Are the results from the sample I surveyed an accurate reflection of my whole audience? How likely is it that I would get the same results if I surveyed everybody who attended?
These are questions you may ask yourself when looking at the data from a sample of a population, whether it be audience members or event attendees. Generating a statistically significant sample means you can be confident your survey results reflect the opinion of your wider audience.
A recent case study from KAGE discusses the common challenge that organisations can face in capturing large survey samples. One of 23 organisations that participated in the Creative Victoria pilot, KAGE found that they “didn’t always get enough people to undertake the survey, which would make the results more statistically representative of our audiences.” This can be more challenging for smaller events or organisations, and is often coupled with uncertainty in determining what is a statistically significant sample.
In this blog we will run through how to determine and report on significance, and tips on how to ensure you have the best chance of achieving a representative sample of your audience.
Margin of Error and Confidence Level
How well the sample represents the population is gauged by two important statistics – the margin of error and confidence level.
The margin of error indicates the likelihood that the result from a sample is close to the result you would get if the whole population had been surveyed. It determines the range of values above and below the sample statistic that are likely to occur. Margins of error under 5% can be considered reasonable representations of the opinion of the population.
The confidence level represents how often the population would pick an answer that lies within the margin of error. It ultimately tells you how sure you can be of accuracy. Applying a 95% confidence level is common practice for business reporting and allows you to be confident that 95/100 times the result would fall within the margin of error range when surveying the entire population.
The margin of error for all dimensions, at a 95% confidence level, is now available to see in real time in the Culture Counts Reporting Dashboard. Contact us to input your estimated audience size for an evaluation to calculate and display this chart.
Tips and Insights
How many responses do I need to get?
There is no minimum number of responses required in order to obtain a significant sample, however it is best to try to capture as many responses as possible. Achieving larger samples enables you to be confident that the average scores and opinions of the survey group are representative of the total audience.
We generally suggest aiming for 100 responses but this will depend on your total audience size and variation in opinion. The bigger your total audience, the more responses you should aim for. Variance in response is almost impossible to predict, but if you feel your event may polarise audiences you should aim to get more responses.
A bigger sample is good, but the sample size you need may not always be as big as you think. If the variance in feedback is minimal, even a small sample from a large total population can yield statistically significant results.
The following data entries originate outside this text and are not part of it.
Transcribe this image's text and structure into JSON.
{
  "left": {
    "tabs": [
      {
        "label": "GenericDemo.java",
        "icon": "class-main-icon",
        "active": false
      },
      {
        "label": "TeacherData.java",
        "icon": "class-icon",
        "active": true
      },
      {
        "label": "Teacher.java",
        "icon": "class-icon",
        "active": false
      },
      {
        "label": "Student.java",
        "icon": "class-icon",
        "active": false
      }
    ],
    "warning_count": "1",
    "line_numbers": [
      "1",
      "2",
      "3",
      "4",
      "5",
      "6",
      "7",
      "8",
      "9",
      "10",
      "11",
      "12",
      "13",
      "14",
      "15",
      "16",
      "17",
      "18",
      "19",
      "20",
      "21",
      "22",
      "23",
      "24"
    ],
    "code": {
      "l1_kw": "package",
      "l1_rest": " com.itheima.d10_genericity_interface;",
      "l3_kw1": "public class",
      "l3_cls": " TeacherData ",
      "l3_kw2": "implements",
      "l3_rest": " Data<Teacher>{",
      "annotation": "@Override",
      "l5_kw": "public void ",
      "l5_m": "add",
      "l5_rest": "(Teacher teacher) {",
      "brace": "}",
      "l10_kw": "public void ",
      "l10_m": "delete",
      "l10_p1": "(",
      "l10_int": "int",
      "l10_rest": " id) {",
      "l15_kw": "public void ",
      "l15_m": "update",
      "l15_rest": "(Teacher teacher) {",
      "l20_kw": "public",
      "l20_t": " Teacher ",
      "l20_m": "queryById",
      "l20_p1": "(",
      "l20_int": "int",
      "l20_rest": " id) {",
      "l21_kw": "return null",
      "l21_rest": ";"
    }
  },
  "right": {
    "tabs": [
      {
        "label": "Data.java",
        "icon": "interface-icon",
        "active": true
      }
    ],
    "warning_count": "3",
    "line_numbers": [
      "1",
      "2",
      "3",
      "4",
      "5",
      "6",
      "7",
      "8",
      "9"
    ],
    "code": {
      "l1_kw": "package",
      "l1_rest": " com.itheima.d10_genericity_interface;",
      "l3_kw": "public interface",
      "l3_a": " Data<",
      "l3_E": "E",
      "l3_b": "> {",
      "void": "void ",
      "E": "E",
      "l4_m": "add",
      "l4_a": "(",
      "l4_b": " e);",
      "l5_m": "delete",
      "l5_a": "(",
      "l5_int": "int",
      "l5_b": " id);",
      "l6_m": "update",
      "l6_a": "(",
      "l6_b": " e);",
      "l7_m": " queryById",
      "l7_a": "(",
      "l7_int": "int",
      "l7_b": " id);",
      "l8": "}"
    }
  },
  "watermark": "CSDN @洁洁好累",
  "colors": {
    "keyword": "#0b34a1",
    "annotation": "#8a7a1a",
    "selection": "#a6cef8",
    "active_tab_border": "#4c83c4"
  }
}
Who should I be asking?
It is critical that survey respondents be chosen randomly so the results are not biased toward particular members of the population. Using a mixture of distribution methods can be an easy way to maximise your responses as well as ensuring a wider mix of audience members. Surveys can be distributed in many ways, including social media, email, and employing interviewers with tablet computers. If conducting face-to-face ‘interview’ surveys we encourage interviewers to approach people of all demographics to ensure a representative sample.
Remember that evaluations with a smaller sample can still produce very useful audience data, and engaging with audiences by asking for feedback is beneficial regardless of whether the sample is deemed statistically significant. So never hesitate to capture feedback and contact us if you would like to evaluate your next event using Culture Counts.
Image Source: Melbourne street White Night – Nils Versemann